▶ _TASK DETAILS_
Entries follow. Return each line that contains the word "JSON".

▶ _Element data from apps and pages_

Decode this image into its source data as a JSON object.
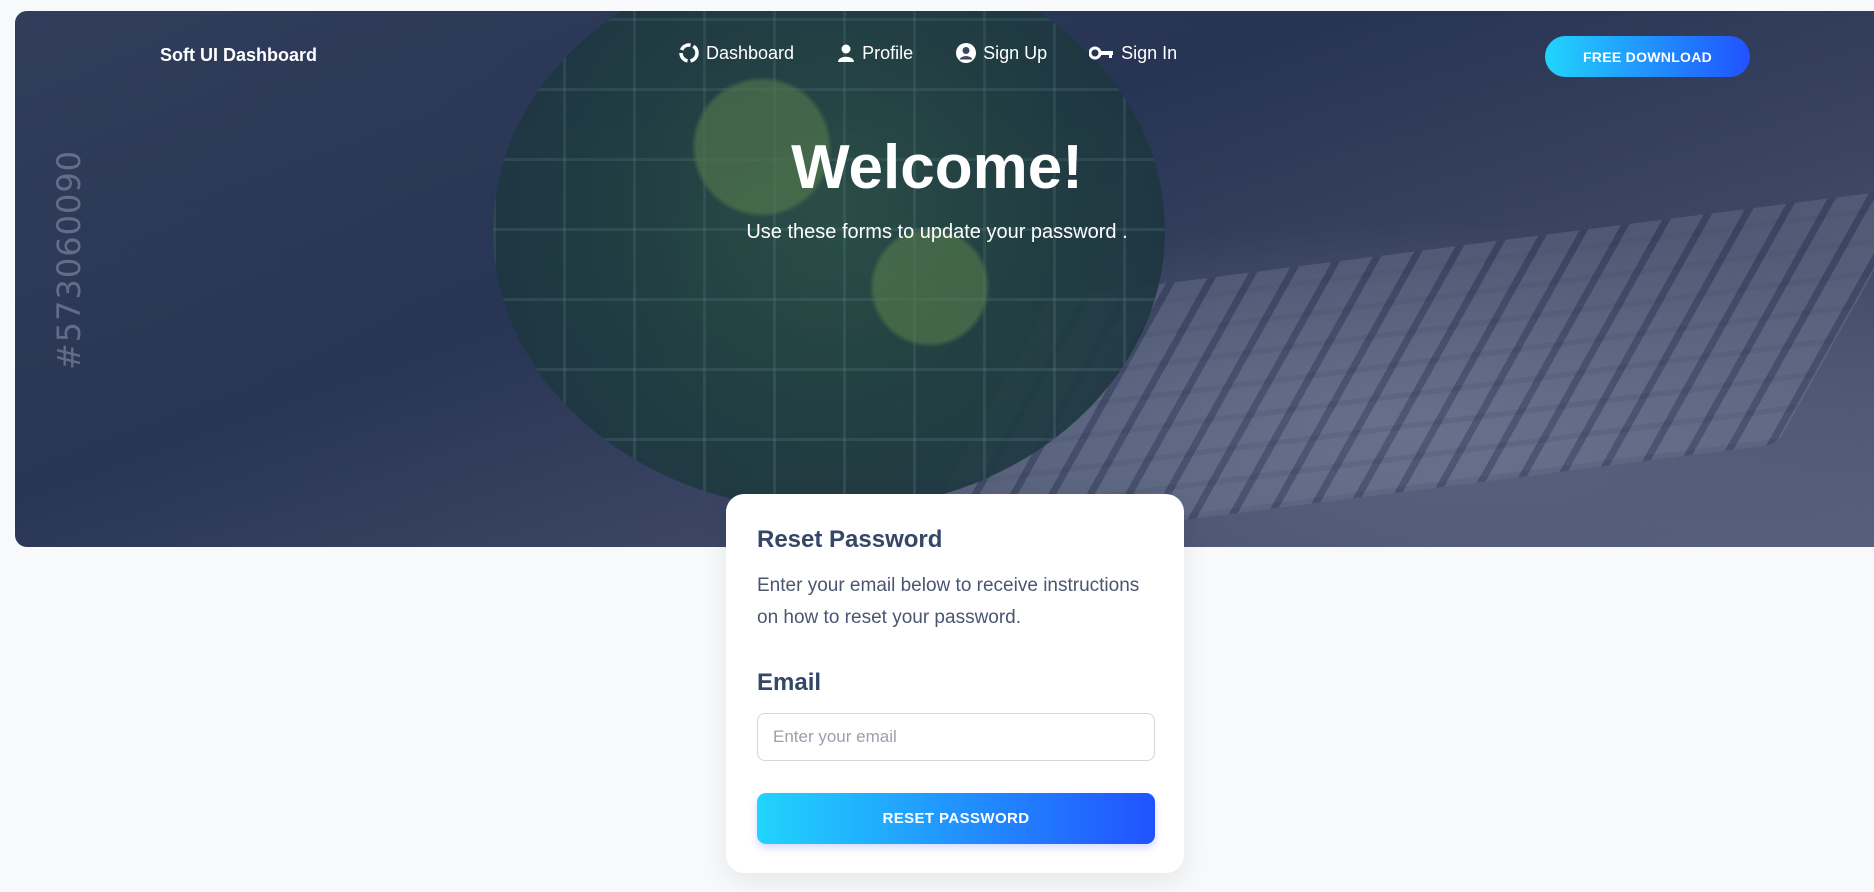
{
  "brand": "Soft UI Dashboard",
  "nav": [
    {
      "label": "Dashboard",
      "icon": "dashboard-icon"
    },
    {
      "label": "Profile",
      "icon": "user-icon"
    },
    {
      "label": "Sign Up",
      "icon": "user-circle-icon"
    },
    {
      "label": "Sign In",
      "icon": "key-icon"
    }
  ],
  "cta": "FREE DOWNLOAD",
  "hero": {
    "title": "Welcome!",
    "subtitle": "Use these forms to update your password .",
    "watermark": "#573060090"
  },
  "card": {
    "title": "Reset Password",
    "description": "Enter your email below to receive instructions on how to reset your password.",
    "email_label": "Email",
    "email_placeholder": "Enter your email",
    "email_value": "",
    "button": "RESET PASSWORD"
  },
  "colors": {
    "gradient_start": "#21d4fd",
    "gradient_end": "#2152ff",
    "heading": "#344767",
    "page_bg": "#f8f9fa"
  }
}
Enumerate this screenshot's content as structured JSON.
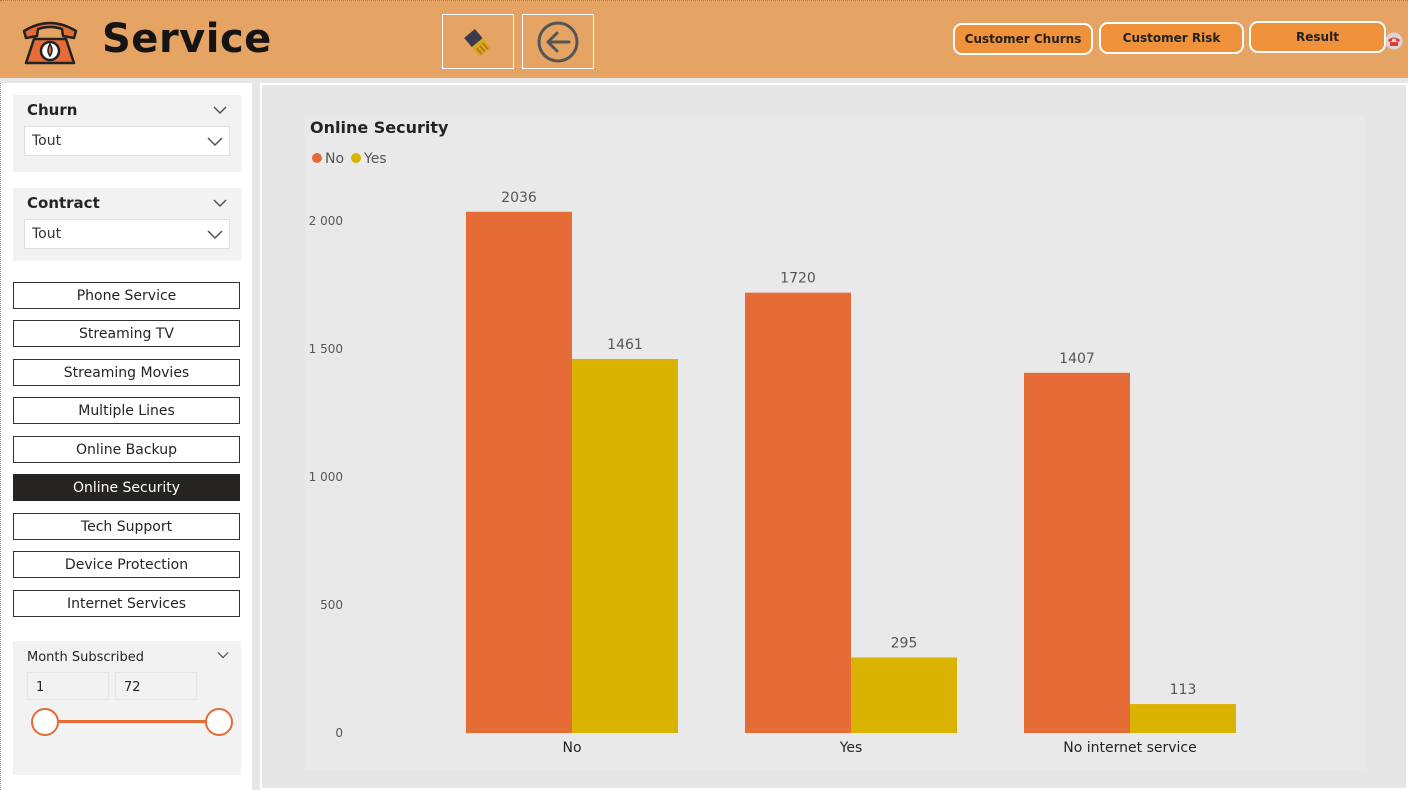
{
  "header": {
    "title": "Service",
    "nav_buttons": [
      "Customer Churns",
      "Customer Risk",
      "Result"
    ]
  },
  "icons": {
    "logo": "phone-icon",
    "clear": "eraser-icon",
    "back": "back-arrow-icon",
    "mini": "phone-mini-icon"
  },
  "colors": {
    "header": "#e5a464",
    "nav_button": "#f0913c",
    "series_no": "#e66c37",
    "series_yes": "#d9b300",
    "active_button": "#252423"
  },
  "filters": {
    "churn": {
      "title": "Churn",
      "value": "Tout"
    },
    "contract": {
      "title": "Contract",
      "value": "Tout"
    }
  },
  "service_buttons": [
    "Phone Service",
    "Streaming TV",
    "Streaming Movies",
    "Multiple Lines",
    "Online Backup",
    "Online Security",
    "Tech Support",
    "Device Protection",
    "Internet Services"
  ],
  "active_service": "Online Security",
  "month_slicer": {
    "title": "Month Subscribed",
    "min": "1",
    "max": "72"
  },
  "chart_data": {
    "type": "bar",
    "title": "Online Security",
    "categories": [
      "No",
      "Yes",
      "No internet service"
    ],
    "series": [
      {
        "name": "No",
        "values": [
          2036,
          1720,
          1407
        ]
      },
      {
        "name": "Yes",
        "values": [
          1461,
          295,
          113
        ]
      }
    ],
    "yticks": [
      "0",
      "500",
      "1 000",
      "1 500",
      "2 000"
    ],
    "ylim": [
      0,
      2300
    ],
    "legend_position": "top-left",
    "grid": false
  }
}
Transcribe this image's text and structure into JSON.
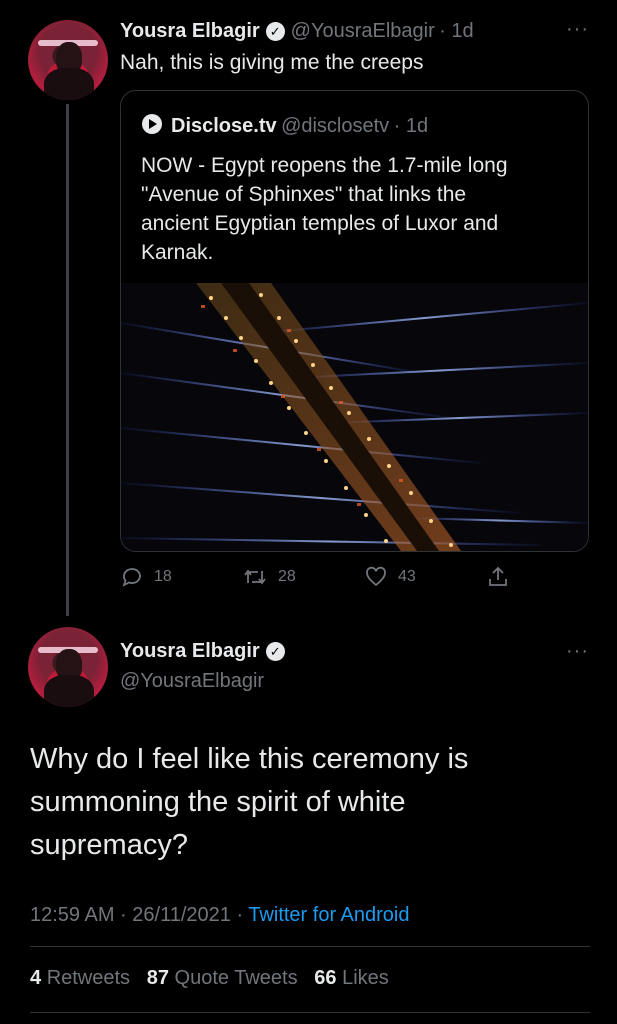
{
  "tweet1": {
    "author_name": "Yousra Elbagir",
    "author_handle": "@YousraElbagir",
    "time": "· 1d",
    "text": "Nah, this is giving me the creeps",
    "more_icon": "more-horizontal-icon",
    "quote": {
      "author_name": "Disclose.tv",
      "author_handle": "@disclosetv",
      "time": "· 1d",
      "text_lines": [
        "NOW - Egypt reopens the 1.7-mile long",
        "\"Avenue of Sphinxes\" that links the",
        "ancient Egyptian temples of Luxor and",
        "Karnak."
      ]
    },
    "actions": {
      "replies": "18",
      "retweets": "28",
      "likes": "43"
    }
  },
  "tweet2": {
    "author_name": "Yousra Elbagir",
    "author_handle": "@YousraElbagir",
    "text_lines": [
      "Why do I feel like this ceremony is",
      "summoning the spirit of white",
      "supremacy?"
    ],
    "timestamp": "12:59 AM · 26/11/2021 · ",
    "source": "Twitter for Android",
    "stats": {
      "retweets_count": "4",
      "retweets_label": "Retweets",
      "quotes_count": "87",
      "quotes_label": "Quote Tweets",
      "likes_count": "66",
      "likes_label": "Likes"
    }
  },
  "colors": {
    "background": "#000000",
    "text": "#e7e9ea",
    "secondary": "#71767b",
    "link": "#1d9bf0",
    "border": "#2f3336"
  }
}
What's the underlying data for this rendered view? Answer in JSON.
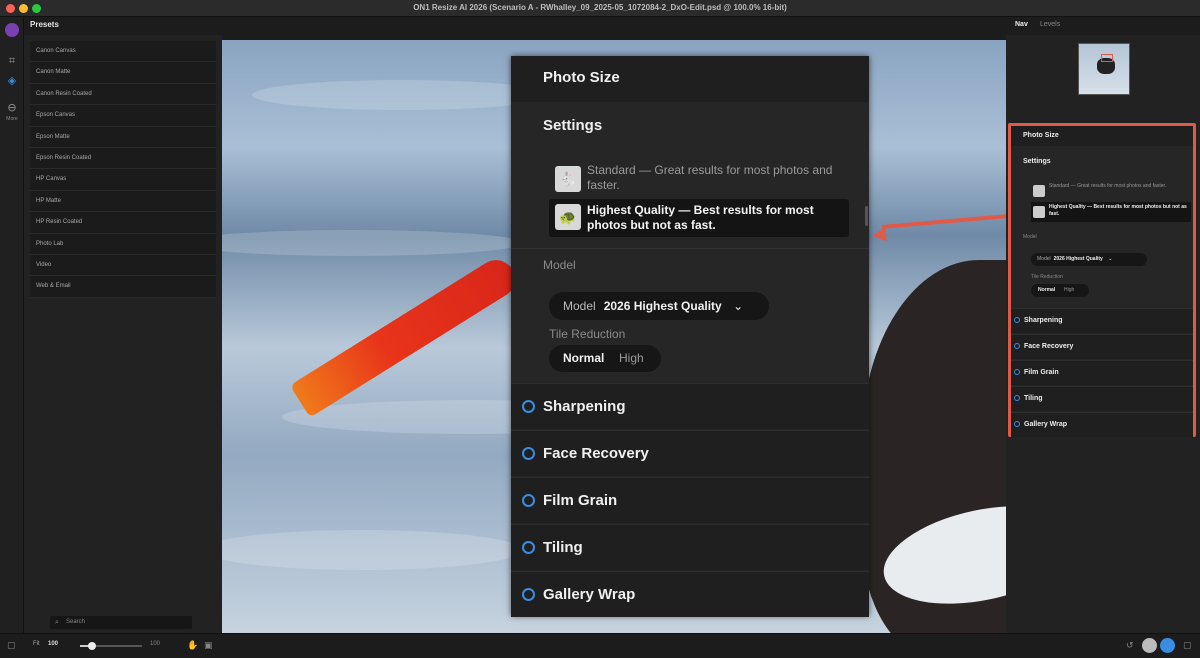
{
  "window": {
    "title": "ON1 Resize AI 2026 (Scenario A - RWhalley_09_2025-05_1072084-2_DxO-Edit.psd @ 100.0% 16-bit)"
  },
  "toolstrip": {
    "more_label": "More"
  },
  "presets": {
    "tab_label": "Presets",
    "items": [
      "Canon Canvas",
      "Canon Matte",
      "Canon Resin Coated",
      "Epson Canvas",
      "Epson Matte",
      "Epson Resin Coated",
      "HP Canvas",
      "HP Matte",
      "HP Resin Coated",
      "Photo Lab",
      "Video",
      "Web & Email"
    ],
    "search_placeholder": "Search"
  },
  "callout": {
    "photo_size": "Photo Size",
    "settings": "Settings",
    "standard": "Standard — Great results for most photos and faster.",
    "highest_quality": "Highest Quality — Best results for most photos but not as fast.",
    "model_header": "Model",
    "model_label": "Model",
    "model_value": "2026 Highest Quality",
    "tile_reduction": "Tile Reduction",
    "tile_normal": "Normal",
    "tile_high": "High",
    "sections": [
      "Sharpening",
      "Face Recovery",
      "Film Grain",
      "Tiling",
      "Gallery Wrap"
    ]
  },
  "rightpanel": {
    "tabs": [
      "Nav",
      "Levels"
    ],
    "photo_size": "Photo Size",
    "settings": "Settings",
    "standard": "Standard — Great results for most photos and faster.",
    "highest_quality": "Highest Quality — Best results for most photos but not as fast.",
    "model_header": "Model",
    "model_label": "Model",
    "model_value": "2026 Highest Quality",
    "tile_reduction": "Tile Reduction",
    "tile_normal": "Normal",
    "tile_high": "High",
    "sections": [
      "Sharpening",
      "Face Recovery",
      "Film Grain",
      "Tiling",
      "Gallery Wrap"
    ]
  },
  "bottombar": {
    "fit_label": "Fit",
    "zoom_value": "100",
    "zoom_max": "100",
    "zoom_fraction": 0.2
  },
  "colors": {
    "accent_blue": "#3a8de0",
    "callout_red": "#e05a4a",
    "app_purple": "#7a3fb0"
  }
}
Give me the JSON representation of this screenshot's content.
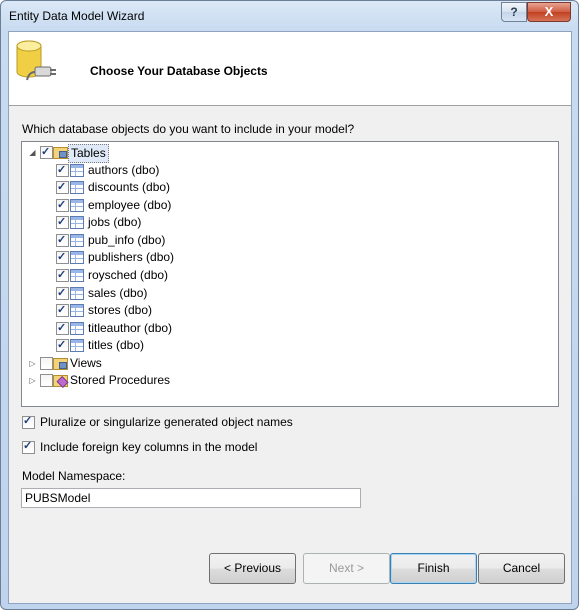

▶ _OUTPUT OF THE EXERCISE_
Decode this image into its source data as a JSON object.
Enumerate this screenshot's content as structured JSON.
Transcribe this image's text and structure into JSON.
What's the underlying data for this rendered view? Answer in JSON.
Give me the JSON representation of this screenshot's content.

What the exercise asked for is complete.